of the Semantical Antinomies with that of Tarski,”
*Journal of Symbolic Logic*, 41: 747–760. Repr. in A.D. Irvine (ed.),*Bertrand Russell: Critical Assessments*, vol. 2, New York and London: Routledge, 1999, 96–112. - Copi, Irving (1971).
*The Theory of Logical Types*, London: Routledge and Kegan Paul. - Frege, Gottlob (1893, 1903).
*Grundgesetze der Arithmetik*, Band I (1893), Band II (1903), Jena: Verlag Hermann Pohle. Ed. and trans. by M. Furth in part as*The Basic Laws of Arithmetic*, Berkeley: University of California Press, 1964. - Gabbay, Dov M., and John Woods (eds) (2009).
*Handbook of the History of Logic: Volume 5 — Logic From Russell to Church*, Amsterdam: Elsevier/North Holland. - Hale, Bob, and Crispin Wright (2001).
*The Reason's Proper Study*, Oxford: Clarendon Press. - Hintikka, Jaakko (2009). “Logicism,” in Irvine,
A.D. (ed.),
*Philosophy of Mathematics*, Amsterdam: Elsevier/North Holland, 271–290. - Irvine, A.D. (ed.) (2009).
*Philosophy of Mathematics*, Amsterdam: Elsevier/North Holland. - Landini, Gregory (1998).
*Russell's Hidden Substitutional Theory*, New York and Oxford: Oxford University Press. - Link, Godehard (2004).
*One Hundred Years of Russell's Paradox*, Berlin and New York: Walter de Gruyter. - Linsky, Bernard (1999).
*Russell's Metaphysical Logic*, Stanford: CSLI Publications. - Proops, Ian (2006). “Russell's Reasons for Logicism,” Journal of the History of Philosophy, 44: 267–292.
- Quine, W.V (1960).
*Word and Object*, Cambridge: MIT Press. - Quine, W.V (1966a).
*Selected Logic Papers*, New York: Random House. - Quine, W.V (1966b).
*Ways of Paradox*, New York: Random House. - Ramsey, Frank P. (1931).
*The Foundations of Mathematics*, London: Kegan, Paul, Trench, Trubner. - Rodriguez-Consuegra, Francisco (1991).
*The Mathematical Philosophy of Bertrand Russell*, Boston: Birkhäuser Press. - Russell, Bertrand (1903).
*Principles of Mathematics*, Cambridge: Cambridge University Press. - Russell, Bertrand (1919).
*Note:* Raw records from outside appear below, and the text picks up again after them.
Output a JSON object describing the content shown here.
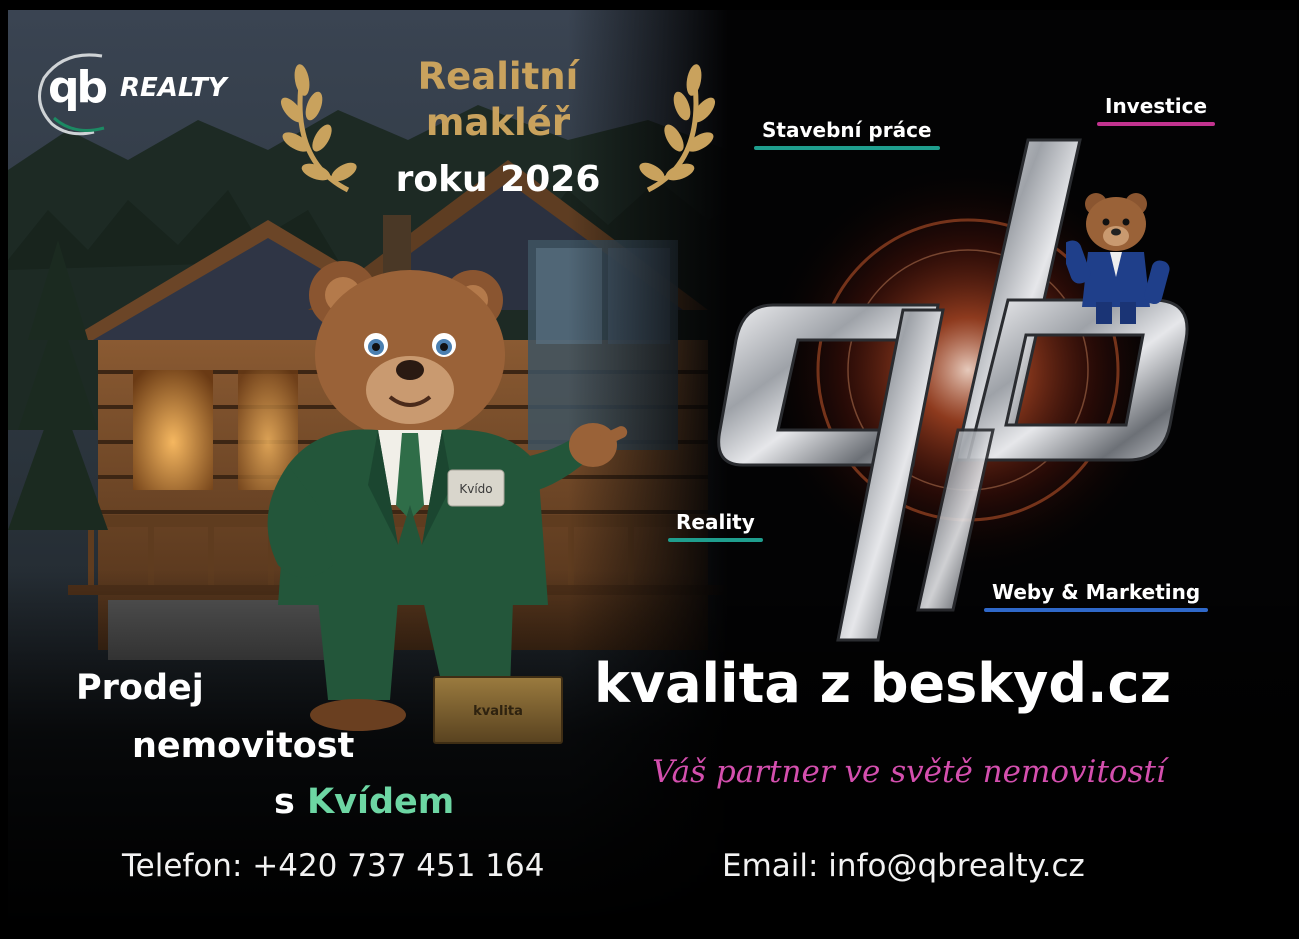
{
  "logo": {
    "glyphs": "qb",
    "text": "REALTY"
  },
  "award": {
    "line1": "Realitní",
    "line2": "makléř",
    "line3": "roku 2026"
  },
  "services": {
    "construction": "Stavební práce",
    "investment": "Investice",
    "reality": "Reality",
    "web_marketing": "Weby & Marketing"
  },
  "mascot": {
    "name_badge": "Kvído",
    "pedestal_label": "kvalita"
  },
  "emblem": {
    "glyphs": "qb"
  },
  "domain_heading": "kvalita z beskyd.cz",
  "slogan": "Váš partner ve světě nemovitostí",
  "promo": {
    "line1": "Prodej",
    "line2": "nemovitost",
    "line3_prefix": "s",
    "line3_highlight": "Kvídem"
  },
  "contact": {
    "phone": "Telefon: +420 737 451 164",
    "email": "Email: info@qbrealty.cz"
  },
  "colors": {
    "gold": "#c9a25d",
    "highlight_green": "#6dd6a3",
    "slogan_pink": "#d44fae",
    "underline_teal": "#1f9e8e",
    "underline_pink": "#c2338f",
    "underline_blue": "#2f68c9",
    "suit_green": "#23563a"
  }
}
*Introduction to Mathematical Philosophy*, London: George Allen and Unwin. - Russell, Bertrand (1948). “Whitehead and
*Principia Mathematica*,”*Mind*, 57: 137–138. - Russell, Bertrand (1959). My Philosophical Development, London: George Allen and Unwin, and New York: Simon and Schuster.
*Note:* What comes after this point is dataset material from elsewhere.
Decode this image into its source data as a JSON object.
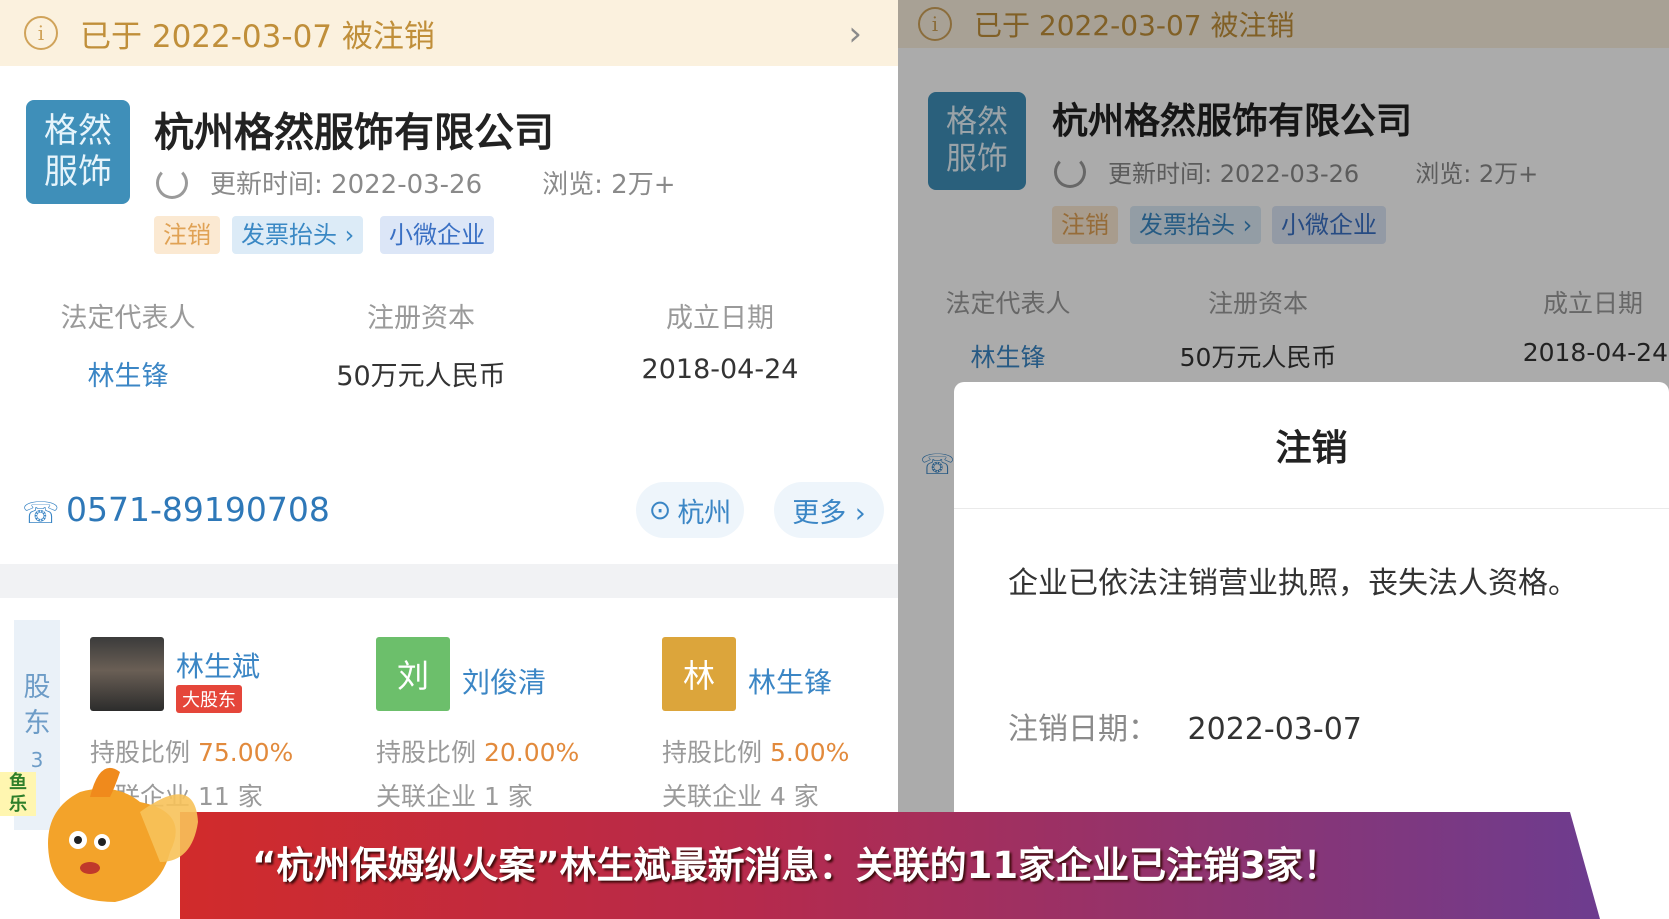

- Shapiro, Stewart (ed.) (2005).
*The Oxford Handbook of Philosophy of Mathematics and Logic*, Oxford: Oxford University Press. - Urquhart, Alasdair (1988). “Russell's Zig-Zag Path to the Ramified
Theory of Types,”
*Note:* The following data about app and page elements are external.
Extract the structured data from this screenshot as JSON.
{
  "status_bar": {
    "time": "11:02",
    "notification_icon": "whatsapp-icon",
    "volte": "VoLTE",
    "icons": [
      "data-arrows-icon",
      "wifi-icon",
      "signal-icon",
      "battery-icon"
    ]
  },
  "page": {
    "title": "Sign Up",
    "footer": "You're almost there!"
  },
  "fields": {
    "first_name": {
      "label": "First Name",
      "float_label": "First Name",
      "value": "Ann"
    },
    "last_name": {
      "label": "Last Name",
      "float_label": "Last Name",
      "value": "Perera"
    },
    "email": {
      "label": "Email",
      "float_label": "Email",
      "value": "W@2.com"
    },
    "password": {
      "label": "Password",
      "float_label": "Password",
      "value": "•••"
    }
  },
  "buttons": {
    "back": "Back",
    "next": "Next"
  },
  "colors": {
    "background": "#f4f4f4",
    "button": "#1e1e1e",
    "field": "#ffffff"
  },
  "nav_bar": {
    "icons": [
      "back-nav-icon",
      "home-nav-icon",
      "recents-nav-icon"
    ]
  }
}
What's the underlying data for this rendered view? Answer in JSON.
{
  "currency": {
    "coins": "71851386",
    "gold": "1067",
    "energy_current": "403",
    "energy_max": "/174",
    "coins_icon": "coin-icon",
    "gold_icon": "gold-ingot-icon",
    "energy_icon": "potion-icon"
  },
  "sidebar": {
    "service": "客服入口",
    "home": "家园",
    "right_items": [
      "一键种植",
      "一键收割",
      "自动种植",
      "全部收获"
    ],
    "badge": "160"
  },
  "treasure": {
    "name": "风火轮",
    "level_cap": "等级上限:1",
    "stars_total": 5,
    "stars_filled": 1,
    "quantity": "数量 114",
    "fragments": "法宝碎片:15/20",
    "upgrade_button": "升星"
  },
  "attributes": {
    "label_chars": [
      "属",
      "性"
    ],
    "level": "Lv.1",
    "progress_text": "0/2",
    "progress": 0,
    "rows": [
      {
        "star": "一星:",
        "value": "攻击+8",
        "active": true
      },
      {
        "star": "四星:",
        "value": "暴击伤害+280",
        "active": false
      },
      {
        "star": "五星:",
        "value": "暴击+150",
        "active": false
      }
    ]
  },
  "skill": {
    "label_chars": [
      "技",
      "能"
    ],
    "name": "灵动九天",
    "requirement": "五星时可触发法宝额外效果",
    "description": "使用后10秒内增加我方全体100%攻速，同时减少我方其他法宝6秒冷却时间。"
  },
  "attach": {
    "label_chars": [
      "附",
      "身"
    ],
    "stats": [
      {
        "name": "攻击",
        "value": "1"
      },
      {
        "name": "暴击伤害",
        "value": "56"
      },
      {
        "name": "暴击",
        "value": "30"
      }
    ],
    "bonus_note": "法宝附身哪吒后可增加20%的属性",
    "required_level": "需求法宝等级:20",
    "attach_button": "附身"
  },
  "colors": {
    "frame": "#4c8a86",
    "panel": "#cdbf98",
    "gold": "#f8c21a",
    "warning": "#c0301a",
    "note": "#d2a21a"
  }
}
*Russell*, 8: 82–91. - Whitehead, Alfred North (1898).
*A Treatise on Universal Algebra*, Cambridge: Cambridge University Press. - Whitehead, Alfred North (1906).
*On Mathematical Concepts of the Material World*, London: Dulau. - Whitehead, Alfred North, and Bertrand Russell (1910, 1912, 1913).
*Principia Mathematica*, 3 vols, Cambridge: Cambridge University Press. Second edition, 1925 (Vol. 1), 1927 (Vols 2, 3). Abridged as*Principia Mathematica to *56*, Cambridge: Cambridge University Press, 1962. - Wright, Crispin (1983).
*Frege's Conception of Numbers as Objects*, Aberdeen: Aberdeen University Press.

## Other Internet Resources

*Principia Mathematica*, reproduced in the University of Michigan Historical Math Collection.- Principia Mathematica: Whitehead and Russell, by Stanley Burris (Mathematics, U. Waterloo)

## Related Entries

Frege, Gottlob |
Frege, Gottlob: logic, theorem, and foundations for arithmetic |
Leibniz, Gottfried Wilhelm |
logic: classical |
logicism and neologicism |
*Principia Mathematica*: notation in |
propositional function |
Russell, Bertrand |
Russell's paradox |
type theory |
Whitehead, Alfred North